Let’s talk savories for a second.
Who said scones had to be sweet? Yes it’s more common to find a blueberry scone or a cherry scone than a beer scone or a cheddar scone, but it certainly isn’t unheard of. The very first scones might actually have been savory, made with a simple dough of wheat flour, baking powder or baking soda, butter, milk, and eggs. How the sweet scone became more common or more popular than the savory scone is a question for the historians, but we here at Once Upon an Afternoon Tea refuse to follow the hoards!
So we made some savory scones for you
Beer and cheddar scones to be exact. The perfect “Man Scone” for convincing the menfolk that scones are not only for girls and afternoon tea. Made with a strong English white cheddar and an Irish ale, these scones are very…moreish…and sure to be a hit amongst the sporting men in our lives.

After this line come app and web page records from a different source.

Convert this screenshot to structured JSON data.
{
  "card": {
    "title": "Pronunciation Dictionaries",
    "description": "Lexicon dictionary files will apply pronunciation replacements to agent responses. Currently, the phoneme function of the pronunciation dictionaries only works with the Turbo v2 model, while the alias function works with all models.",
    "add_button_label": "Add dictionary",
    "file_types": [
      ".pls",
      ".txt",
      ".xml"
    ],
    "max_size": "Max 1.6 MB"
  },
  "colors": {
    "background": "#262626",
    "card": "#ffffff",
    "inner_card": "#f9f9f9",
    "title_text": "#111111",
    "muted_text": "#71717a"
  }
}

Just don’t call them scones until after they’ve demolished the batch.
The beer lends the scones a surprisingly tasty yeast flavor (after all beer is made using yeast), and the hints of beer blend perfectly with the hints of the strong white cheddar. Beer and cheese are a common combination at Super Bowl parties–think of the guys on the couch drinking a brew with some deep fried cheese appetizer in front of them and the television–so it was only natural that they complement each other in scone form as well.
These savory scones are obviously not going to be topped with clotted cream, but eating them alone may be too salty for some. A few fun ideas for uses that we came up with: spicy hot links and make sausage sliders using the scones as buns, accompanying a red based soup like tomato, chili, or stew, butter, an ice cold beer. Oooo! Lightbulb! Gastropubs should serve these scones as a bar appetizer! They can be made bite sized and are the perfect munchies for sophisticated beer pairings. Cheese goes with wine, why not Beer and Cheddar scones with beer? Let’s make that happen.

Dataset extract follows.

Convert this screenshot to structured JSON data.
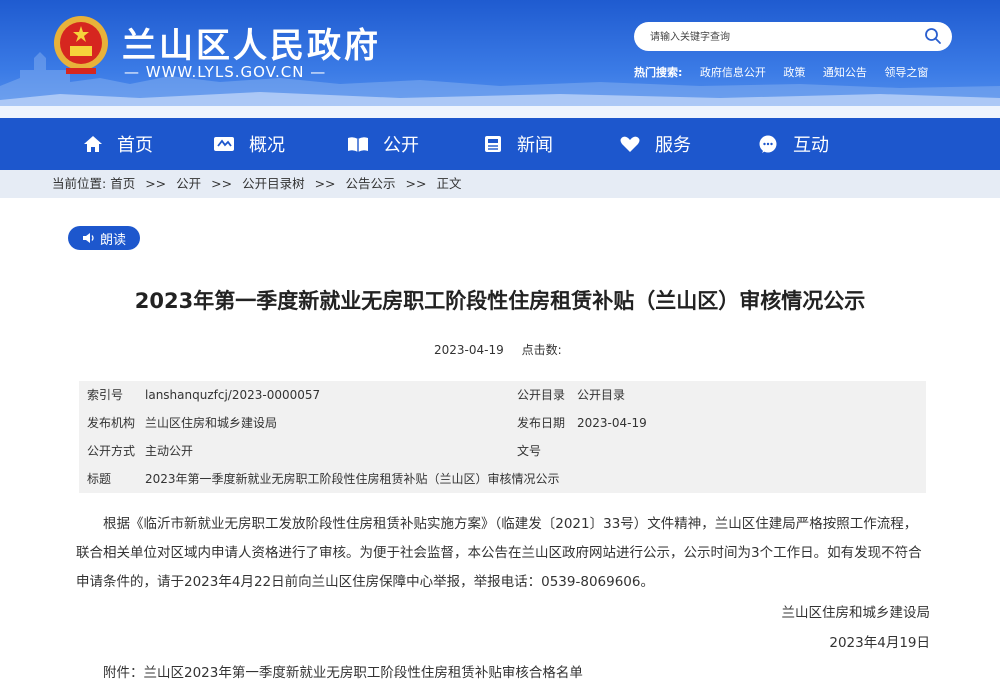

Beer and Cheddar Scones
- 200 g self rising flour
- 1/4 tsp salt
- 80 g white English cheddar (we used Coastal White Cheddar from Costco; in England look for something similar to Cern Abbas)
- 120-140 mL beer (we used Smithwick Irish Ale)